Some people believe that nuclear energy or natural gas will power our future. Nuclear energy is reliable and can make sense economically, but power plants have melted down in the past. The most recent event occurred in 2011 with the Fukushima Daiichi nuclear disaster, which spewed radioactive material over large areas the size of nations after an earthquake and tsunami.

Natural gas produces fewer emissions than other fossil fuels, but these are still substantial. While both of these fuels are important in continuing to power the U.S. as we make our energy transition away from fossil fuels, in some regards they are delaying the inevitable switch to the energy of the future. Really, the key to our long-term energy needs lies in the sustainable generation of electricity.

The sustainable generation of electricity can manifest itself in many forms including solar, wind and hydroelectric. They don’t continuously pollute the environment, they create jobs and will not only save us from the consequences of global warming, but will save us money, too.

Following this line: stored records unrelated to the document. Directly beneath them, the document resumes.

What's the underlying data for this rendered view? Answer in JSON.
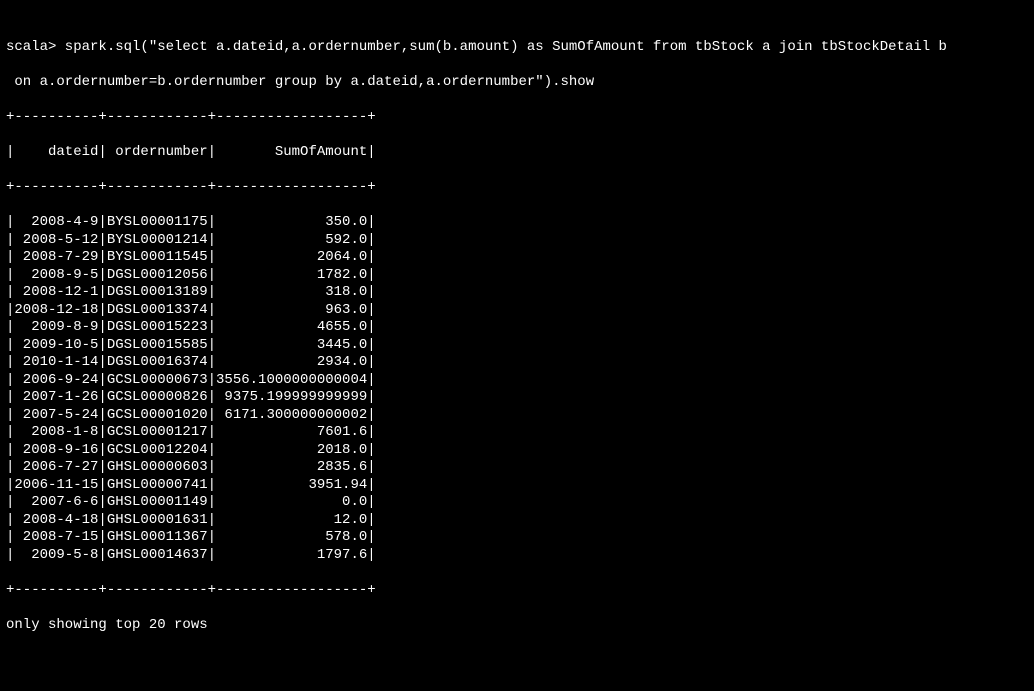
{
  "prompt": {
    "line1": "scala> spark.sql(\"select a.dateid,a.ordernumber,sum(b.amount) as SumOfAmount from tbStock a join tbStockDetail b",
    "line2": " on a.ordernumber=b.ordernumber group by a.dateid,a.ordernumber\").show"
  },
  "chart_data": {
    "type": "table",
    "columns": [
      "dateid",
      "ordernumber",
      "SumOfAmount"
    ],
    "widths": [
      10,
      12,
      18
    ],
    "rows": [
      {
        "dateid": "2008-4-9",
        "ordernumber": "BYSL00001175",
        "SumOfAmount": "350.0"
      },
      {
        "dateid": "2008-5-12",
        "ordernumber": "BYSL00001214",
        "SumOfAmount": "592.0"
      },
      {
        "dateid": "2008-7-29",
        "ordernumber": "BYSL00011545",
        "SumOfAmount": "2064.0"
      },
      {
        "dateid": "2008-9-5",
        "ordernumber": "DGSL00012056",
        "SumOfAmount": "1782.0"
      },
      {
        "dateid": "2008-12-1",
        "ordernumber": "DGSL00013189",
        "SumOfAmount": "318.0"
      },
      {
        "dateid": "2008-12-18",
        "ordernumber": "DGSL00013374",
        "SumOfAmount": "963.0"
      },
      {
        "dateid": "2009-8-9",
        "ordernumber": "DGSL00015223",
        "SumOfAmount": "4655.0"
      },
      {
        "dateid": "2009-10-5",
        "ordernumber": "DGSL00015585",
        "SumOfAmount": "3445.0"
      },
      {
        "dateid": "2010-1-14",
        "ordernumber": "DGSL00016374",
        "SumOfAmount": "2934.0"
      },
      {
        "dateid": "2006-9-24",
        "ordernumber": "GCSL00000673",
        "SumOfAmount": "3556.1000000000004"
      },
      {
        "dateid": "2007-1-26",
        "ordernumber": "GCSL00000826",
        "SumOfAmount": " 9375.199999999999"
      },
      {
        "dateid": "2007-5-24",
        "ordernumber": "GCSL00001020",
        "SumOfAmount": " 6171.300000000002"
      },
      {
        "dateid": "2008-1-8",
        "ordernumber": "GCSL00001217",
        "SumOfAmount": "7601.6"
      },
      {
        "dateid": "2008-9-16",
        "ordernumber": "GCSL00012204",
        "SumOfAmount": "2018.0"
      },
      {
        "dateid": "2006-7-27",
        "ordernumber": "GHSL00000603",
        "SumOfAmount": "2835.6"
      },
      {
        "dateid": "2006-11-15",
        "ordernumber": "GHSL00000741",
        "SumOfAmount": "3951.94"
      },
      {
        "dateid": "2007-6-6",
        "ordernumber": "GHSL00001149",
        "SumOfAmount": "0.0"
      },
      {
        "dateid": "2008-4-18",
        "ordernumber": "GHSL00001631",
        "SumOfAmount": "12.0"
      },
      {
        "dateid": "2008-7-15",
        "ordernumber": "GHSL00011367",
        "SumOfAmount": "578.0"
      },
      {
        "dateid": "2009-5-8",
        "ordernumber": "GHSL00014637",
        "SumOfAmount": "1797.6"
      }
    ]
  },
  "footer": "only showing top 20 rows"
}
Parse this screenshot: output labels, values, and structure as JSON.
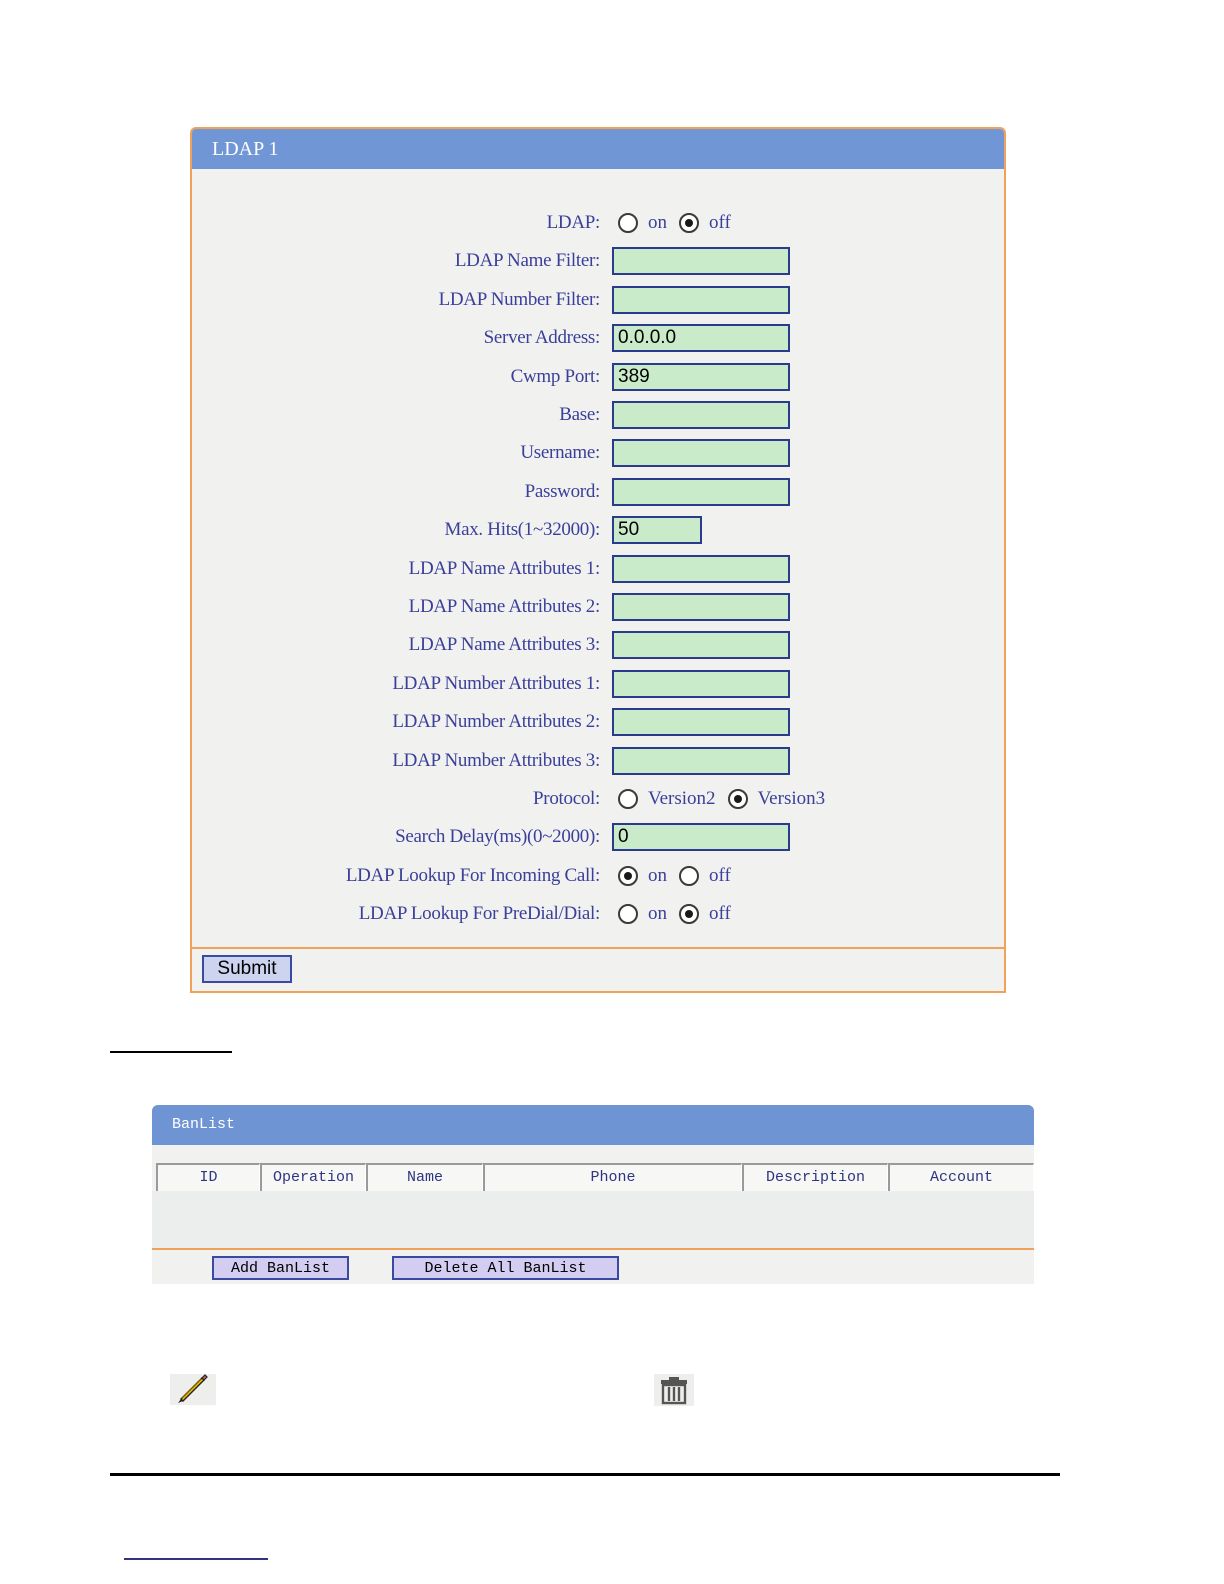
{
  "ldap": {
    "title": "LDAP 1",
    "rows": [
      {
        "label": "LDAP:",
        "type": "radio",
        "options": [
          "on",
          "off"
        ],
        "selected": "off"
      },
      {
        "label": "LDAP Name Filter:",
        "type": "text",
        "value": ""
      },
      {
        "label": "LDAP Number Filter:",
        "type": "text",
        "value": ""
      },
      {
        "label": "Server Address:",
        "type": "text",
        "value": "0.0.0.0"
      },
      {
        "label": "Cwmp Port:",
        "type": "text",
        "value": "389"
      },
      {
        "label": "Base:",
        "type": "text",
        "value": ""
      },
      {
        "label": "Username:",
        "type": "text",
        "value": ""
      },
      {
        "label": "Password:",
        "type": "text",
        "value": ""
      },
      {
        "label": "Max. Hits(1~32000):",
        "type": "text-short",
        "value": "50"
      },
      {
        "label": "LDAP Name Attributes 1:",
        "type": "text",
        "value": ""
      },
      {
        "label": "LDAP Name Attributes 2:",
        "type": "text",
        "value": ""
      },
      {
        "label": "LDAP Name Attributes 3:",
        "type": "text",
        "value": ""
      },
      {
        "label": "LDAP Number Attributes 1:",
        "type": "text",
        "value": ""
      },
      {
        "label": "LDAP Number Attributes 2:",
        "type": "text",
        "value": ""
      },
      {
        "label": "LDAP Number Attributes 3:",
        "type": "text",
        "value": ""
      },
      {
        "label": "Protocol:",
        "type": "radio",
        "options": [
          "Version2",
          "Version3"
        ],
        "selected": "Version3"
      },
      {
        "label": "Search Delay(ms)(0~2000):",
        "type": "text",
        "value": "0"
      },
      {
        "label": "LDAP Lookup For Incoming Call:",
        "type": "radio",
        "options": [
          "on",
          "off"
        ],
        "selected": "on"
      },
      {
        "label": "LDAP Lookup For PreDial/Dial:",
        "type": "radio",
        "options": [
          "on",
          "off"
        ],
        "selected": "off"
      }
    ],
    "submit_label": "Submit"
  },
  "banlist": {
    "title": "BanList",
    "columns": [
      "ID",
      "Operation",
      "Name",
      "Phone",
      "Description",
      "Account"
    ],
    "add_label": "Add BanList",
    "delete_all_label": "Delete All BanList"
  },
  "icons": [
    "pencil-edit-icon",
    "trash-delete-icon"
  ]
}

With all these benefits, sustainable energy has its issues. What happens when it’s cloudy or the wind is not blowing? While this has been a concern, Tesla Motors, the company known for making luxury electric Model S cars, has recently put forward a solution. They are building a factory that will produce competitively priced batteries that energy companies, large businesses and even homeowners can use to store sustainably generated energy when conditions are not optimal for generation.

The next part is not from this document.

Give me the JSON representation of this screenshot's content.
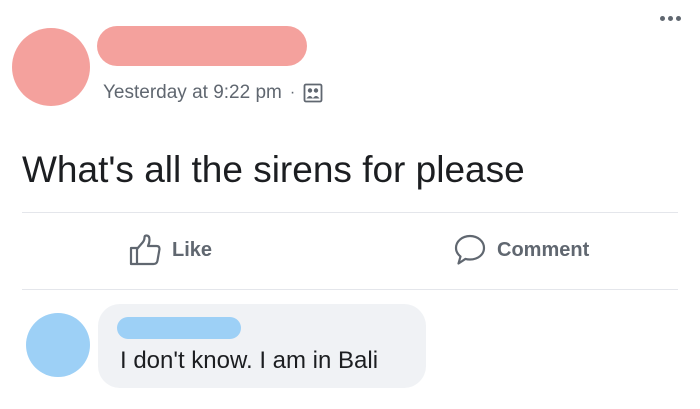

This was the missing piece to the sustainable energy puzzle. Elon Musk, 43, the billionaire founder of PayPal is the CEO of Tesla Motors and also the chairman of SolarCity, an installer of solar panels onto homes and businesses. This battery was manufactured in the U.S. by Tesla. It allows people to have an effective alternative to fossil fuel. One could sustainably generate electricity from their SolarCity installed solar panels, store it in their new battery, called the Powerwall, to save for later use of it in their homes and electric cars. This is not just some pet project. The Powerwall, and more importantly the larger batteries that Tesla has, already had $800 million worth of orders in its first week.

Unfortunately, this is currently limited to people who are economically well off because the Powerwall starts at $3,000. However, prices of solar power and the batteries that are used to hold it are dropping as both become more efficient. In fact, many companies have recognized this and are reacting.

The market is shifting towards renewable energy and the pace is stunning. According to the Energy Information Administration, California’s electricity generation increased from 1.9 percent in 2013 to 5.0 percent in 2014. That is a 300 percent increase in only one year. This is not some West Coast, hippie phenomenon. A recent Bloomberg article explains that in 2013, more renewable electricity capabilities increased. While the dirty coal industry will still have their power plants for a while longer, the writing is on its soot-covered wall.